The second hydrogen explosion in three days has rocked Japan's stricken Fukushima Dai-ichi nuclear plant, sending a massive column of smoke into the air and wounding six workers.
The explosion at the plant's Unit 3, which authorities have been frantically trying to cool following a system failure in the wake of a massive earthquake and tsunami, triggered an order for hundreds of people to stay indoors, said Chief Cabinet Secretary Yukio Edano.
The blast follows a similar explosion on Saturday that took place at the plant's Unit 1, which injured four workers and caused mass evacuations.
Japan's nuclear safety agency said six workers were injured in Monday's explosion but it was not immediately clear how, or whether they were exposed to radiation. They were all conscious, said the agency's Ryohei Shomi.
The operator of the plant said radiation levels at the unit are within legal limits.
Earlier, Tokyo Electric Power Co said three workers were injured and seven missing.

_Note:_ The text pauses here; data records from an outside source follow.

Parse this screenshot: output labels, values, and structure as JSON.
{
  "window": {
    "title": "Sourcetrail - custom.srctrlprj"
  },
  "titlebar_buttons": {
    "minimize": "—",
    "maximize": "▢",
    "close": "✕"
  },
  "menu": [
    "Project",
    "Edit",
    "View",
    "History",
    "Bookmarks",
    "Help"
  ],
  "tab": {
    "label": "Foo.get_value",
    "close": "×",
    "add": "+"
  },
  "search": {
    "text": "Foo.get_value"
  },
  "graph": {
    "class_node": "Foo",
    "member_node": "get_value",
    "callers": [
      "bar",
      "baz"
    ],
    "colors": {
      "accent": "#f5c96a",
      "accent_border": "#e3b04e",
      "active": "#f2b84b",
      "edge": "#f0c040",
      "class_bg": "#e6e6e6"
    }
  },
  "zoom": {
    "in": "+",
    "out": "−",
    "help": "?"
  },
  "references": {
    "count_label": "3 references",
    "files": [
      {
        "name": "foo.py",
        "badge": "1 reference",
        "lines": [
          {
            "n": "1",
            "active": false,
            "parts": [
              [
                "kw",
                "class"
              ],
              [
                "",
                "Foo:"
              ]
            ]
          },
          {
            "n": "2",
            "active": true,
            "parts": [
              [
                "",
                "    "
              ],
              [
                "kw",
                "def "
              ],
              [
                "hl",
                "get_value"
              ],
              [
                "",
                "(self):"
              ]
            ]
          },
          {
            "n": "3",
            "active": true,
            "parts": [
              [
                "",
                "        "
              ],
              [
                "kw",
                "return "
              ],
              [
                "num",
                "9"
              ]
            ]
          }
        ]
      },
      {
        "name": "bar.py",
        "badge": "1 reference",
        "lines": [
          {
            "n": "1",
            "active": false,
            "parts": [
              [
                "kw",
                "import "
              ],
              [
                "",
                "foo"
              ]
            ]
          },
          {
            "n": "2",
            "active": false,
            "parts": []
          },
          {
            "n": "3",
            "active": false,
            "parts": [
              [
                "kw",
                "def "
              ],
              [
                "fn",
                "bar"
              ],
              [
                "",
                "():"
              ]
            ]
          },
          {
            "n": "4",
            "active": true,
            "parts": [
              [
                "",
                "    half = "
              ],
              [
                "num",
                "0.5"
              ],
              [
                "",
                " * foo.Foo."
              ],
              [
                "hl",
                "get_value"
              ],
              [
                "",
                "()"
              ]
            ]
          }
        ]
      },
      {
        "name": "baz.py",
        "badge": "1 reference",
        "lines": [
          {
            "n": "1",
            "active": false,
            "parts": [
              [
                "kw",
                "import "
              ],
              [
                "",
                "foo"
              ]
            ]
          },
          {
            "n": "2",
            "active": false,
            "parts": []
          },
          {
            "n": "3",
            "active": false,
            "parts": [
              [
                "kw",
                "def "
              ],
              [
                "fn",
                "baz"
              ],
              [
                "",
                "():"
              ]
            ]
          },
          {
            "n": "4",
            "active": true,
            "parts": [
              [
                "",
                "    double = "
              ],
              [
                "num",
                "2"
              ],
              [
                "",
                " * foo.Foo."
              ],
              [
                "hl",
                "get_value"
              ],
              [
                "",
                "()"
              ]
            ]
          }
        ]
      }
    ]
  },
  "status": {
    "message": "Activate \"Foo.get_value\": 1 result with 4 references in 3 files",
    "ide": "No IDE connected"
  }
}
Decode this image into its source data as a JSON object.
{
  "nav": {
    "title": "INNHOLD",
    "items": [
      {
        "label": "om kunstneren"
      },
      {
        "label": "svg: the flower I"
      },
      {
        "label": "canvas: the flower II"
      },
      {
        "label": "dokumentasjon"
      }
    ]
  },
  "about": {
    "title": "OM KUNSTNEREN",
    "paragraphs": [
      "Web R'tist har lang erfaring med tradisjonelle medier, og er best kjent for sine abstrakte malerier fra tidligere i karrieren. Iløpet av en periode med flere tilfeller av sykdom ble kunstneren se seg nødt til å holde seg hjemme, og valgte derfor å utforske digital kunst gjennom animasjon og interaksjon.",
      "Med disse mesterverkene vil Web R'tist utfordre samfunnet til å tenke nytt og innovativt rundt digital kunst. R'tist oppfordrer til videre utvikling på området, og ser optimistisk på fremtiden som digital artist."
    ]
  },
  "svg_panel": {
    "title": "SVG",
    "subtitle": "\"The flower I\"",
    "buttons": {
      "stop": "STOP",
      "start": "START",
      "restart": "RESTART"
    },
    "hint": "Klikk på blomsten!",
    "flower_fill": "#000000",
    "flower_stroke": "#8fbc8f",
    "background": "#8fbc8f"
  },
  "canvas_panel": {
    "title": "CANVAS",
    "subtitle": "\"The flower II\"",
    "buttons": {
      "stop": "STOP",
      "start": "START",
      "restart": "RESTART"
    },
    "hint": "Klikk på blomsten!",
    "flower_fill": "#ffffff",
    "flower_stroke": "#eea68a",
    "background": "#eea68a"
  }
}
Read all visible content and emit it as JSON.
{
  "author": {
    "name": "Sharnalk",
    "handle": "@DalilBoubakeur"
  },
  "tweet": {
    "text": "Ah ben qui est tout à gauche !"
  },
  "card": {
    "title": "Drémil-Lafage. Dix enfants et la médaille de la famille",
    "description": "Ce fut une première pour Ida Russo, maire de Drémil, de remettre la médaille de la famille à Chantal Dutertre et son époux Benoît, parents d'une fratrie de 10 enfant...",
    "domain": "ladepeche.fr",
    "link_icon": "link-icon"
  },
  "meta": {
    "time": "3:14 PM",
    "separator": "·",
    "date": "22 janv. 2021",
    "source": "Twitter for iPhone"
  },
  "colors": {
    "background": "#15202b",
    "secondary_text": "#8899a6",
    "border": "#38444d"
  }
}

The reactor's inner containment vessel holding nuclear rods was intact, Edano said, allaying some fears of the risk to the environment and public. TV footage of the building housing the reactor appeared to show similar damage to Monday's blast, with outer walls shorn off, leaving only a skeletal frame.
More than 180,000 people have evacuated the area in recent days, and up to 160 may have been exposed to radiation.
Earlier on Monday, pressure had jumped inside Unit 3, forcing the evacuation of 21 workers. But they returned to work after levels appeared to ease.
© Press Association